By Michael E. Miller
By Allie Conti
By David Villano
By Jose D. Duran
By Michael E. Miller
By Allie Conti
By Kyle Swenson
By Luther Campbell
With some money siphoned from a contract that pays him a minimum of $18 million, Taylor bought himself a pair of all-terrain vehicles. Four-wheel ATVs are popular in West Perrine. They can be seen on weekends buzzing down side streets and traversing the lawns fronting housing projects.
"Everybody just got one because they are fun to ride," says Julius Gardner, a resident of West Perrine and one of the people Taylor is accused of assaulting. "Everybody just likes riding them."
On the last day of May 2005, after cruising the area with a friend, Taylor parked his new ATVs at McFarlane's house. Taylor left the vehicles overnight, though he did not stay at the house himself, according to Carhart.
The house is a compact ranch on a street where rims are stolen off cars in broad daylight. Michael Bowen, the current owner, bought the house nine months ago. Bowen says McFarlane left plenty behind when he moved out.
"I found at least 200 pairs of Timberlands, all brand-new, never been worn," says Bowen, referring to expensive and trendy hiking boots. "He left closets full of new clothes, fashionable stuff that didn't fit me, unfortunately. There were hundreds of photographs of people with machine guns and naked women sitting on their laps, boxes of photographs that I finally threw away a couple months ago."
In a laundry room near an in-ground pool, Bowen pulls down a box, which he opens to reveal shiny rows of ammunition.
"There were buckets of bullets when I moved in here," he says. "Buckets! Shotgun shells, handgun shells, machine gun, everything. Bullets in the shed, in every bedroom, everywhere, thousands of bullets."
In a maroon storage shed located in the back yard, Bowen says he unearthed cases of hard liquor. He points at a red Igloo cooler splattered with mud.
"That's where I found the marijuana, at least a pound of it," he says. "This was a party crib, for sure."
When McFarlane woke up June 1, he discovered the ATVs were missing. He and a friend drove around the neighborhood looking for the vehicles, according to Carhart. They did not call the police.
"Any citizen knows that the police would not treat stolen ATVs as exactly a top priority," Carhart says. "And the bikes were brand-new, so [Taylor] didn't have titles yet. He didn't have VIN numbers, either, because the paperwork was still in transit."
McFarlane hadn't found the ATVs by the time he finally called Taylor. But he had developed a suspect: Ryan Hill.
Hill spent the afternoon of June 1 hanging outside the house where he lived at the time.
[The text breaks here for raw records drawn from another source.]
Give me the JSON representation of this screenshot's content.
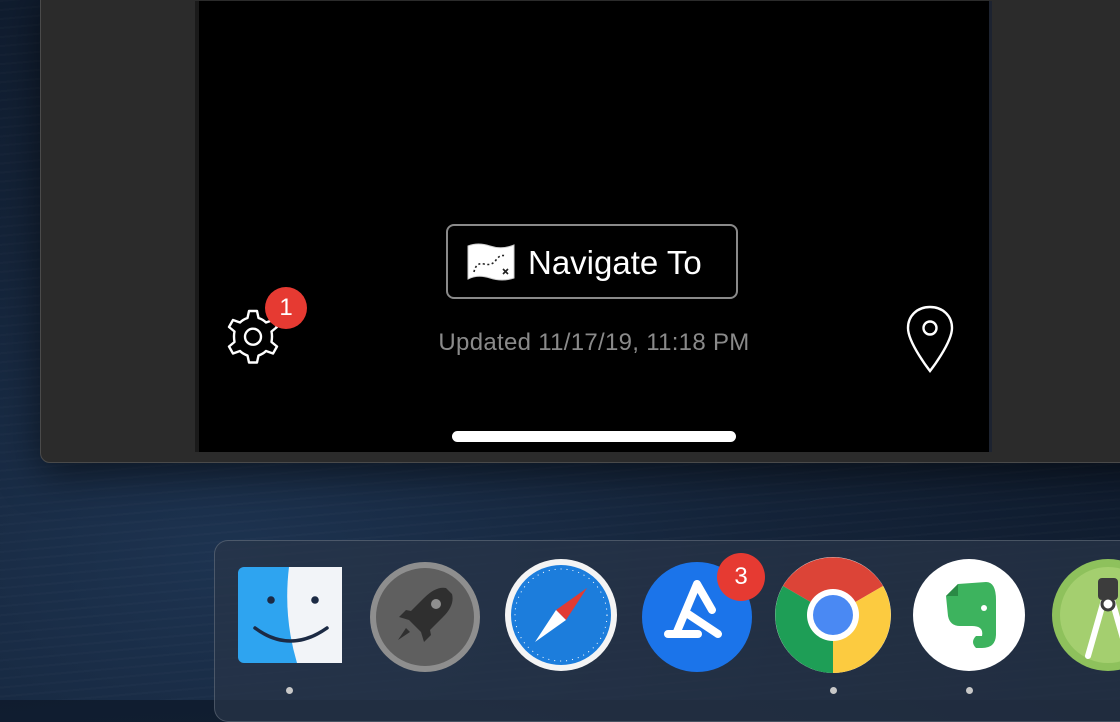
{
  "app": {
    "navigate_button_label": "Navigate To",
    "updated_text": "Updated 11/17/19, 11:18 PM",
    "settings_badge_count": "1"
  },
  "dock": {
    "items": [
      {
        "name": "Finder",
        "icon": "finder-icon",
        "running": true
      },
      {
        "name": "Launchpad",
        "icon": "rocket-icon",
        "running": false
      },
      {
        "name": "Safari",
        "icon": "compass-icon",
        "running": false
      },
      {
        "name": "App Store",
        "icon": "app-store-icon",
        "running": false,
        "badge": "3"
      },
      {
        "name": "Google Chrome",
        "icon": "chrome-icon",
        "running": true
      },
      {
        "name": "Evernote",
        "icon": "elephant-icon",
        "running": true
      },
      {
        "name": "Android Studio",
        "icon": "android-studio-icon",
        "running": false
      }
    ]
  },
  "colors": {
    "badge": "#e63a32",
    "screen_background": "#000000",
    "updated_text": "#8a8a8a"
  }
}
The house tan in color, a dirt yard, a satellite dish stuck to a flat roof was a place for guys with street names like Cheese, Roach, and Fat Boy to gather and play videogames.
Taylor's blue Yukon Denali cruised by the house multiple times. After several more drive-bys, the SUV stopped on the street. Hill approached the vehicle to ask Taylor what he wanted.
"He started talking nasty and stuff, talking about how öThe police can't touch me. I own this town. Where's my shit?'" said Hill in a deposition.
According to Hill and other witnesses, Taylor exited his truck, pulled a gun out of his waistband, and pointed it at several people. Taylor has consistently denied there were any guns present at the altercation.
"When [Taylor] pulled up, he jumped out of his car," said Gardner. "When he jumped out of his car, [a] black Altima pulled up. That's when the guy, he had a chopper.
"They call it a chopper, but it was an M-16."
"You give Sean back his shit," the man said in a thick Jamaican accent, according to state witnesses. "Give him back his shit or we are going to kill you."
Hill, Gardner, and the others claimed to not have the ATVs.
"So [Taylor] was like, 'I'm going to come back and I'm going to kill all you niggers,'" said Nashea Herlong, one of the state's witnesses.
Ten minutes after his initial quarrel with Ryan Hill, Sean Taylor did come back, as promised. He brought with him what has been labeled "a posse" of men in other cars. Witnesses claim he remained armed. He again confronted Hill and his friends.
"[Taylor was] just jumping up, like in a football game. He was just jumping up, like hyped!" Hill said. "Then he just swung at me when he got across the street. I fought him back. Real good too."
As Taylor and Hill tussled, Charles Caughman, a nineteen-year-old from Baltimore who was visiting McFarlane, attacked one of Hill's friends with a black aluminum baseball bat, prosecutors claim.
Members of both parties scattered. Hill, in flip-flops, ran from Taylor. Taylor and his posse returned to their cars and drove back to McFarlane's house, several blocks north. Taylor's Yukon and the black Nissan Altima were parked in front of the house.
According to police, Caughman said he was sitting in the living room. McFarlane, standing next to Caughman, was talking on the phone and looking out the front window. A silver car pulled up. Caughman saw hands poke out of the car's windows. McFarlane noticed guns and dove to the floor. Taylor's Yukon, the black Altima, and a third car in front of the house were sprayed with bullets.